The Art of Framing Tiny Furniture, Directed by Lena Dunham
Everybody knows Lena Dunham from her hit show ‘Girls’ on HBO and/or her multi-million dollars deal to write her future first book, but Dunham’s career really started with Tiny Furniture, her second feature film shot for less than $50,000 on a 7D in 2010, and that became one of the first indie feature shot with a DSLR to gather real buzz, prizes, and massive end result. (deal with HBO, anyone?)
I watched the movie a few months ago and immediately decided that the next Art of Framing would be about it. Tiny Furniture is a simple movie, shot with one camera and a minimalistic crew, so that’s not the movie you would expect on AoF, but Dunham and her cinematographer, Jody Lee Lipes, were extremely smart in the way they planned the shot list and they framed the shots so that they could make the maximum out of a DSLR and a tripod.Let’s take a couple of steps back here: even though it can feel as if DSRL has always been a) around b) built to be used as video cameras, it is good to remember that the affirmations above are false and that these life-saving devices are also tricky to handle. When the 7D came out, none of the super cool complementary equipment existed to shoot with them. The always excellent Filmmaker Magazine wrote about the workflow Dunham and Pipes opted for and the challenges that came with shooting with a 7D and here is what their focus puller, Joe Anderson, said:
“Choosing to shoot on the Canon 7D was a bold move on [director] Lena [Dunham’s] and [d.p.] Jody [Lee Lipes’s] part, at the time of production there were few (if any) rental houses in New York supporting the new hybrid-SLR cameras as movie cameras. Subsequently we had to make due with far fewer accessories than a traditional movie production would use. Existing tools like matte boxes, follow focus wheels and multiple monitors had not yet been updated to work smoothly with these new cameras.”
With that in mind, watching Tiny Furniture is a great lesson of creativity within constraints.
If I counted well, Tiny Furniture is composed of 70 scenes (we probably can debate that number). Out of these 70 scenes, 19 consisted of a single take, and 13 of two shots, which means that almost half of the movie is built on: dialogs and composition within the frame.
Another particularity of Tiny Furniture, which I found refreshing, was that it is almost entirely shot camera on tripod. Dunham compensates an absence of camera movement with rich settings and, again, smart composition within the frame. (I can’t say it enough)

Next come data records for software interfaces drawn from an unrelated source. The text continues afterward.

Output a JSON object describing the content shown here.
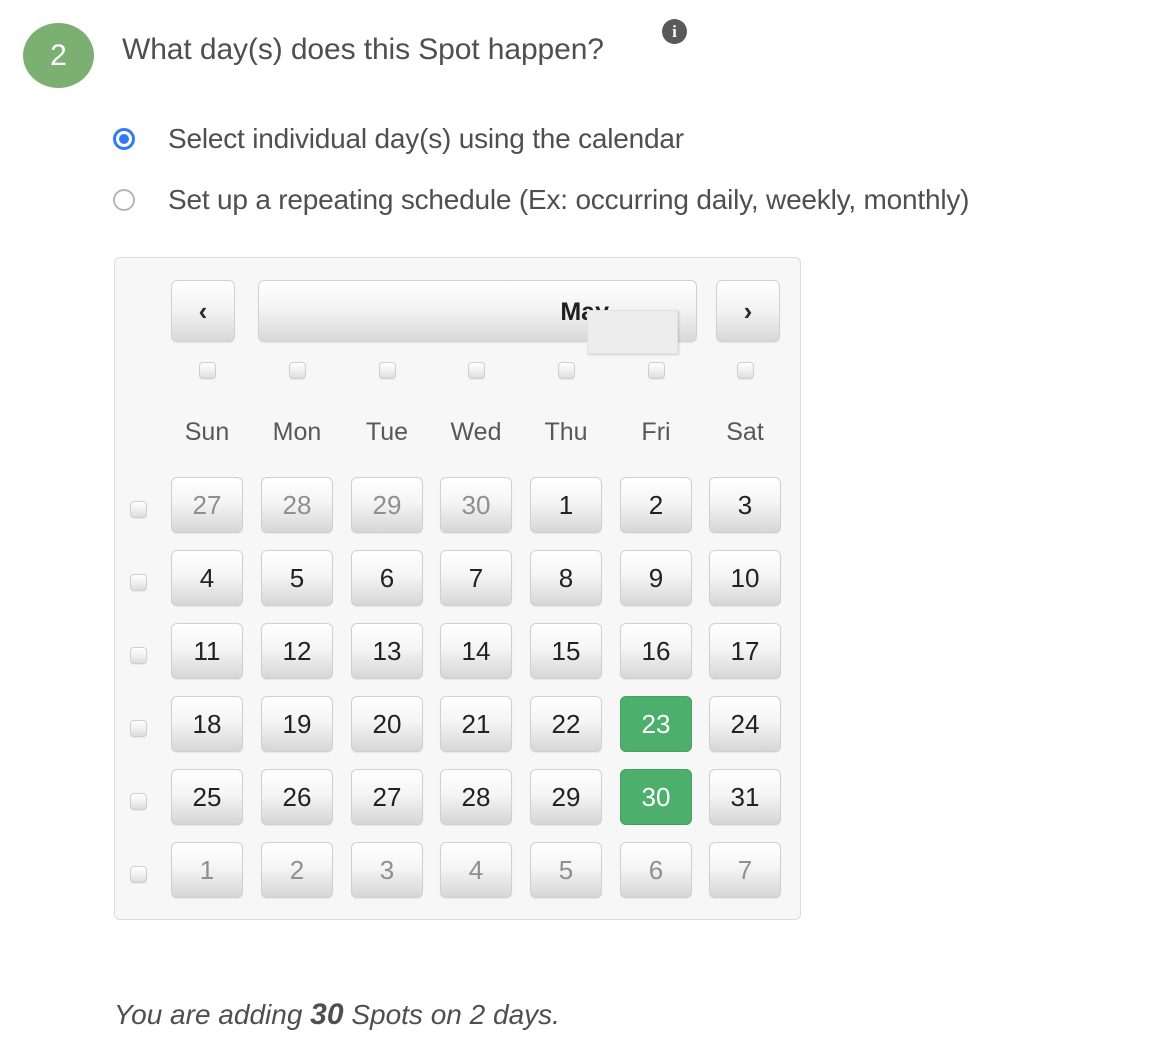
{
  "question": {
    "step_number": "2",
    "text": "What day(s) does this Spot happen?",
    "info_icon": "info-icon",
    "info_glyph": "i"
  },
  "mode_options": [
    {
      "label": "Select individual day(s) using the calendar",
      "selected": true
    },
    {
      "label": "Set up a repeating schedule (Ex: occurring daily, weekly, monthly)",
      "selected": false
    }
  ],
  "calendar": {
    "prev_label": "‹",
    "next_label": "›",
    "prev_icon": "chevron-left-icon",
    "next_icon": "chevron-right-icon",
    "month": "May",
    "year_value": "",
    "year_placeholder": "",
    "weekdays": [
      "Sun",
      "Mon",
      "Tue",
      "Wed",
      "Thu",
      "Fri",
      "Sat"
    ],
    "weeks": [
      {
        "days": [
          {
            "label": "27",
            "muted": true,
            "selected": false
          },
          {
            "label": "28",
            "muted": true,
            "selected": false
          },
          {
            "label": "29",
            "muted": true,
            "selected": false
          },
          {
            "label": "30",
            "muted": true,
            "selected": false
          },
          {
            "label": "1",
            "muted": false,
            "selected": false
          },
          {
            "label": "2",
            "muted": false,
            "selected": false
          },
          {
            "label": "3",
            "muted": false,
            "selected": false
          }
        ]
      },
      {
        "days": [
          {
            "label": "4",
            "muted": false,
            "selected": false
          },
          {
            "label": "5",
            "muted": false,
            "selected": false
          },
          {
            "label": "6",
            "muted": false,
            "selected": false
          },
          {
            "label": "7",
            "muted": false,
            "selected": false
          },
          {
            "label": "8",
            "muted": false,
            "selected": false
          },
          {
            "label": "9",
            "muted": false,
            "selected": false
          },
          {
            "label": "10",
            "muted": false,
            "selected": false
          }
        ]
      },
      {
        "days": [
          {
            "label": "11",
            "muted": false,
            "selected": false
          },
          {
            "label": "12",
            "muted": false,
            "selected": false
          },
          {
            "label": "13",
            "muted": false,
            "selected": false
          },
          {
            "label": "14",
            "muted": false,
            "selected": false
          },
          {
            "label": "15",
            "muted": false,
            "selected": false
          },
          {
            "label": "16",
            "muted": false,
            "selected": false
          },
          {
            "label": "17",
            "muted": false,
            "selected": false
          }
        ]
      },
      {
        "days": [
          {
            "label": "18",
            "muted": false,
            "selected": false
          },
          {
            "label": "19",
            "muted": false,
            "selected": false
          },
          {
            "label": "20",
            "muted": false,
            "selected": false
          },
          {
            "label": "21",
            "muted": false,
            "selected": false
          },
          {
            "label": "22",
            "muted": false,
            "selected": false
          },
          {
            "label": "23",
            "muted": false,
            "selected": true
          },
          {
            "label": "24",
            "muted": false,
            "selected": false
          }
        ]
      },
      {
        "days": [
          {
            "label": "25",
            "muted": false,
            "selected": false
          },
          {
            "label": "26",
            "muted": false,
            "selected": false
          },
          {
            "label": "27",
            "muted": false,
            "selected": false
          },
          {
            "label": "28",
            "muted": false,
            "selected": false
          },
          {
            "label": "29",
            "muted": false,
            "selected": false
          },
          {
            "label": "30",
            "muted": false,
            "selected": true
          },
          {
            "label": "31",
            "muted": false,
            "selected": false
          }
        ]
      },
      {
        "days": [
          {
            "label": "1",
            "muted": true,
            "selected": false
          },
          {
            "label": "2",
            "muted": true,
            "selected": false
          },
          {
            "label": "3",
            "muted": true,
            "selected": false
          },
          {
            "label": "4",
            "muted": true,
            "selected": false
          },
          {
            "label": "5",
            "muted": true,
            "selected": false
          },
          {
            "label": "6",
            "muted": true,
            "selected": false
          },
          {
            "label": "7",
            "muted": true,
            "selected": false
          }
        ]
      }
    ]
  },
  "summary": {
    "prefix": "You are adding ",
    "count": "30",
    "middle": " Spots on ",
    "days": "2",
    "suffix": " days."
  },
  "colors": {
    "step_badge_green": "#7cb072",
    "selected_day_green": "#4caf6b",
    "radio_blue": "#2f7bf6",
    "info_grey": "#595959",
    "calendar_bg": "#f7f7f7",
    "text": "#4f4f4f"
  }
}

One of the reasons why I waited so long before publishing this article is that I wanted to go into a long analysis of how Tiny Furniture was shot, dissecting each scenes, their timing etc. but then (life happened and) I remembered that I am not a scholar and I should probably let someone who has a Ph.D in films study and gets paid to write books about it do it better than I will ever can.
For this Art of Framing I have thus decided to make a selection of scenes I thought interesting and would give an idea of the different ways the film tells its story in a simple and efficient way.
Ultimately -and obviously- I’d recommend you to watch it, if only to see how the long takes were composed:
Opening Scene – 8 Shots – Aura Goes Home
Second Scene – 7 Shots – Aura Arrives Home
Third Scene – 1 Shot – Aura and her Sister Talk
3 Shots Scene – Aura’s Interview
Montage showing Time Passing – 8 Static Shots
2 Consecutive 1 Take Scenes
Hope you enjoyed and it would make you curious to watch the film or see it in a different way.
What do you think of Tiny Furniture’s Cinematography?